__Description of the task__. Lines containing the word "checking" in the data below: say how many, with no other text.

__Records for processing__.

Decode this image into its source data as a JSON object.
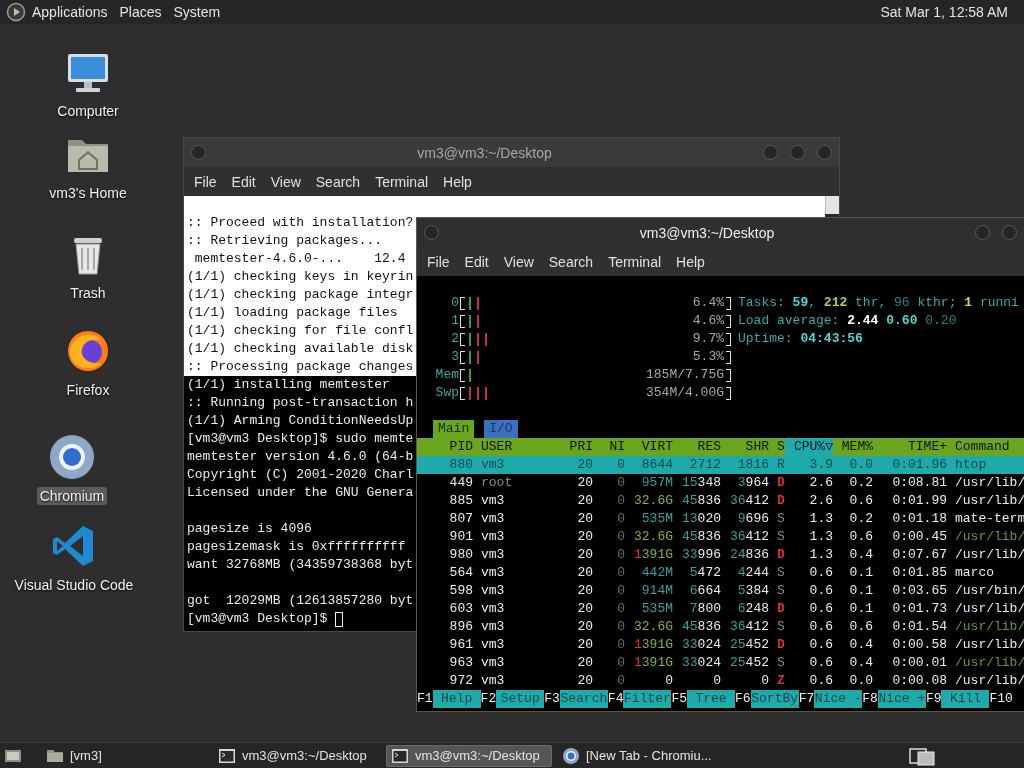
{
  "top_panel": {
    "menus": [
      "Applications",
      "Places",
      "System"
    ],
    "clock": "Sat Mar 1, 12:58 AM"
  },
  "desktop_icons": [
    {
      "label": "Computer",
      "kind": "computer",
      "selected": false
    },
    {
      "label": "vm3's Home",
      "kind": "home",
      "selected": false
    },
    {
      "label": "Trash",
      "kind": "trash",
      "selected": false
    },
    {
      "label": "Firefox",
      "kind": "firefox",
      "selected": false
    },
    {
      "label": "Chromium",
      "kind": "chromium",
      "selected": true
    },
    {
      "label": "Visual Studio Code",
      "kind": "vscode",
      "selected": false
    }
  ],
  "back_terminal": {
    "title": "vm3@vm3:~/Desktop",
    "menu": [
      "File",
      "Edit",
      "View",
      "Search",
      "Terminal",
      "Help"
    ],
    "cursor": true,
    "lines": [
      {
        "kind": "light",
        "text": ":: Proceed with installation?"
      },
      {
        "kind": "light",
        "text": ":: Retrieving packages..."
      },
      {
        "kind": "light",
        "text": " memtester-4.6.0-...    12.4"
      },
      {
        "kind": "light",
        "text": "(1/1) checking keys in keyrin"
      },
      {
        "kind": "light",
        "text": "(1/1) checking package integr"
      },
      {
        "kind": "light",
        "text": "(1/1) loading package files"
      },
      {
        "kind": "light",
        "text": "(1/1) checking for file confl"
      },
      {
        "kind": "light",
        "text": "(1/1) checking available disk"
      },
      {
        "kind": "light",
        "text": ":: Processing package changes"
      },
      {
        "kind": "dark",
        "text": "(1/1) installing memtester"
      },
      {
        "kind": "dark",
        "text": ":: Running post-transaction h"
      },
      {
        "kind": "dark",
        "text": "(1/1) Arming ConditionNeedsUp"
      },
      {
        "kind": "dark",
        "text": "[vm3@vm3 Desktop]$ sudo memte"
      },
      {
        "kind": "dark",
        "text": "memtester version 4.6.0 (64-b"
      },
      {
        "kind": "dark",
        "text": "Copyright (C) 2001-2020 Charl"
      },
      {
        "kind": "dark",
        "text": "Licensed under the GNU Genera"
      },
      {
        "kind": "blank"
      },
      {
        "kind": "dark",
        "text": "pagesize is 4096"
      },
      {
        "kind": "dark",
        "text": "pagesizemask is 0xffffffffff"
      },
      {
        "kind": "dark",
        "text": "want 32768MB (34359738368 byt"
      },
      {
        "kind": "blank"
      },
      {
        "kind": "dark",
        "text": "got  12029MB (12613857280 byt"
      },
      {
        "kind": "dark",
        "text": "[vm3@vm3 Desktop]$ "
      }
    ]
  },
  "htop_window": {
    "title": "vm3@vm3:~/Desktop",
    "menu": [
      "File",
      "Edit",
      "View",
      "Search",
      "Terminal",
      "Help"
    ],
    "meters": [
      {
        "label": "0",
        "kind": "cpu",
        "level": 0.064,
        "reading": "6.4%"
      },
      {
        "label": "1",
        "kind": "cpu",
        "level": 0.046,
        "reading": "4.6%"
      },
      {
        "label": "2",
        "kind": "cpu",
        "level": 0.097,
        "reading": "9.7%"
      },
      {
        "label": "3",
        "kind": "cpu",
        "level": 0.053,
        "reading": "5.3%"
      },
      {
        "label": "Mem",
        "kind": "mem",
        "level": 0.024,
        "reading": "185M/7.75G"
      },
      {
        "label": "Swp",
        "kind": "swap",
        "level": 0.089,
        "reading": "354M/4.00G"
      }
    ],
    "info": [
      {
        "segments": [
          {
            "text": "Tasks: ",
            "kind": "label"
          },
          {
            "text": "59",
            "kind": "value"
          },
          {
            "text": ", ",
            "kind": "label"
          },
          {
            "text": "212",
            "kind": "threads"
          },
          {
            "text": " thr, ",
            "kind": "label"
          },
          {
            "text": "96",
            "kind": "dim"
          },
          {
            "text": " kthr; ",
            "kind": "label"
          },
          {
            "text": "1",
            "kind": "running"
          },
          {
            "text": " runni",
            "kind": "label"
          }
        ]
      },
      {
        "segments": [
          {
            "text": "Load average: ",
            "kind": "label"
          },
          {
            "text": "2.44",
            "kind": "bright"
          },
          {
            "text": " 0.60",
            "kind": "value"
          },
          {
            "text": " 0.20",
            "kind": "dim"
          }
        ]
      },
      {
        "segments": [
          {
            "text": "Uptime: ",
            "kind": "label"
          },
          {
            "text": "04:43:56",
            "kind": "value"
          }
        ]
      }
    ],
    "tabs": [
      {
        "label": "Main",
        "selected": true
      },
      {
        "label": "I/O",
        "selected": false
      }
    ],
    "columns": [
      {
        "label": "PID",
        "sorted": false
      },
      {
        "label": "USER",
        "sorted": false
      },
      {
        "label": "PRI",
        "sorted": false
      },
      {
        "label": "NI",
        "sorted": false
      },
      {
        "label": "VIRT",
        "sorted": false
      },
      {
        "label": "RES",
        "sorted": false
      },
      {
        "label": "SHR",
        "sorted": false
      },
      {
        "label": "S",
        "sorted": false
      },
      {
        "label": "CPU%▽",
        "sorted": true
      },
      {
        "label": "MEM%",
        "sorted": false
      },
      {
        "label": "TIME+",
        "sorted": false
      },
      {
        "label": "Command",
        "sorted": false
      }
    ],
    "rows": [
      {
        "pid": "880",
        "user": "vm3",
        "pri": "20",
        "ni": "0",
        "virt": "8644",
        "res": "2712",
        "shr": "1816",
        "state": "R",
        "cpu": "3.9",
        "mem": "0.0",
        "time": "0:01.96",
        "command": "htop",
        "selected": true,
        "thread": false,
        "user_dimmed": false
      },
      {
        "pid": "449",
        "user": "root",
        "pri": "20",
        "ni": "0",
        "virt": "957M",
        "res": "15348",
        "shr": "3964",
        "state": "D",
        "cpu": "2.6",
        "mem": "0.2",
        "time": "0:08.81",
        "command": "/usr/lib/",
        "selected": false,
        "thread": false,
        "user_dimmed": true
      },
      {
        "pid": "885",
        "user": "vm3",
        "pri": "20",
        "ni": "0",
        "virt": "32.6G",
        "res": "45836",
        "shr": "36412",
        "state": "D",
        "cpu": "2.6",
        "mem": "0.6",
        "time": "0:01.99",
        "command": "/usr/lib/",
        "selected": false,
        "thread": false,
        "user_dimmed": false
      },
      {
        "pid": "807",
        "user": "vm3",
        "pri": "20",
        "ni": "0",
        "virt": "535M",
        "res": "13020",
        "shr": "9696",
        "state": "S",
        "cpu": "1.3",
        "mem": "0.2",
        "time": "0:01.18",
        "command": "mate-term",
        "selected": false,
        "thread": false,
        "user_dimmed": false
      },
      {
        "pid": "901",
        "user": "vm3",
        "pri": "20",
        "ni": "0",
        "virt": "32.6G",
        "res": "45836",
        "shr": "36412",
        "state": "S",
        "cpu": "1.3",
        "mem": "0.6",
        "time": "0:00.45",
        "command": "/usr/lib/",
        "selected": false,
        "thread": true,
        "user_dimmed": false
      },
      {
        "pid": "980",
        "user": "vm3",
        "pri": "20",
        "ni": "0",
        "virt": "1391G",
        "res": "33996",
        "shr": "24836",
        "state": "D",
        "cpu": "1.3",
        "mem": "0.4",
        "time": "0:07.67",
        "command": "/usr/lib/",
        "selected": false,
        "thread": false,
        "user_dimmed": false
      },
      {
        "pid": "564",
        "user": "vm3",
        "pri": "20",
        "ni": "0",
        "virt": "442M",
        "res": "5472",
        "shr": "4244",
        "state": "S",
        "cpu": "0.6",
        "mem": "0.1",
        "time": "0:01.85",
        "command": "marco",
        "selected": false,
        "thread": false,
        "user_dimmed": false
      },
      {
        "pid": "598",
        "user": "vm3",
        "pri": "20",
        "ni": "0",
        "virt": "914M",
        "res": "6664",
        "shr": "5384",
        "state": "S",
        "cpu": "0.6",
        "mem": "0.1",
        "time": "0:03.65",
        "command": "/usr/bin/",
        "selected": false,
        "thread": false,
        "user_dimmed": false
      },
      {
        "pid": "603",
        "user": "vm3",
        "pri": "20",
        "ni": "0",
        "virt": "535M",
        "res": "7800",
        "shr": "6248",
        "state": "D",
        "cpu": "0.6",
        "mem": "0.1",
        "time": "0:01.73",
        "command": "/usr/lib/",
        "selected": false,
        "thread": false,
        "user_dimmed": false
      },
      {
        "pid": "896",
        "user": "vm3",
        "pri": "20",
        "ni": "0",
        "virt": "32.6G",
        "res": "45836",
        "shr": "36412",
        "state": "S",
        "cpu": "0.6",
        "mem": "0.6",
        "time": "0:01.54",
        "command": "/usr/lib/",
        "selected": false,
        "thread": true,
        "user_dimmed": false
      },
      {
        "pid": "961",
        "user": "vm3",
        "pri": "20",
        "ni": "0",
        "virt": "1391G",
        "res": "33024",
        "shr": "25452",
        "state": "D",
        "cpu": "0.6",
        "mem": "0.4",
        "time": "0:00.58",
        "command": "/usr/lib/",
        "selected": false,
        "thread": false,
        "user_dimmed": false
      },
      {
        "pid": "963",
        "user": "vm3",
        "pri": "20",
        "ni": "0",
        "virt": "1391G",
        "res": "33024",
        "shr": "25452",
        "state": "S",
        "cpu": "0.6",
        "mem": "0.4",
        "time": "0:00.01",
        "command": "/usr/lib/",
        "selected": false,
        "thread": true,
        "user_dimmed": false
      },
      {
        "pid": "972",
        "user": "vm3",
        "pri": "20",
        "ni": "0",
        "virt": "0",
        "res": "0",
        "shr": "0",
        "state": "Z",
        "cpu": "0.6",
        "mem": "0.0",
        "time": "0:00.08",
        "command": "/usr/lib/",
        "selected": false,
        "thread": false,
        "user_dimmed": false
      }
    ],
    "function_keys": [
      {
        "key": "F1",
        "label": "Help"
      },
      {
        "key": "F2",
        "label": "Setup"
      },
      {
        "key": "F3",
        "label": "Search"
      },
      {
        "key": "F4",
        "label": "Filter"
      },
      {
        "key": "F5",
        "label": "Tree"
      },
      {
        "key": "F6",
        "label": "SortBy"
      },
      {
        "key": "F7",
        "label": "Nice -"
      },
      {
        "key": "F8",
        "label": "Nice +"
      },
      {
        "key": "F9",
        "label": "Kill"
      },
      {
        "key": "F10"
      }
    ]
  },
  "taskbar": {
    "items": [
      {
        "label": "[vm3]",
        "kind": "folder",
        "selected": false
      },
      {
        "label": "vm3@vm3:~/Desktop",
        "kind": "terminal",
        "selected": false
      },
      {
        "label": "vm3@vm3:~/Desktop",
        "kind": "terminal",
        "selected": true
      },
      {
        "label": "[New Tab - Chromiu...",
        "kind": "browser",
        "selected": false
      }
    ]
  }
}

__Answer__. 4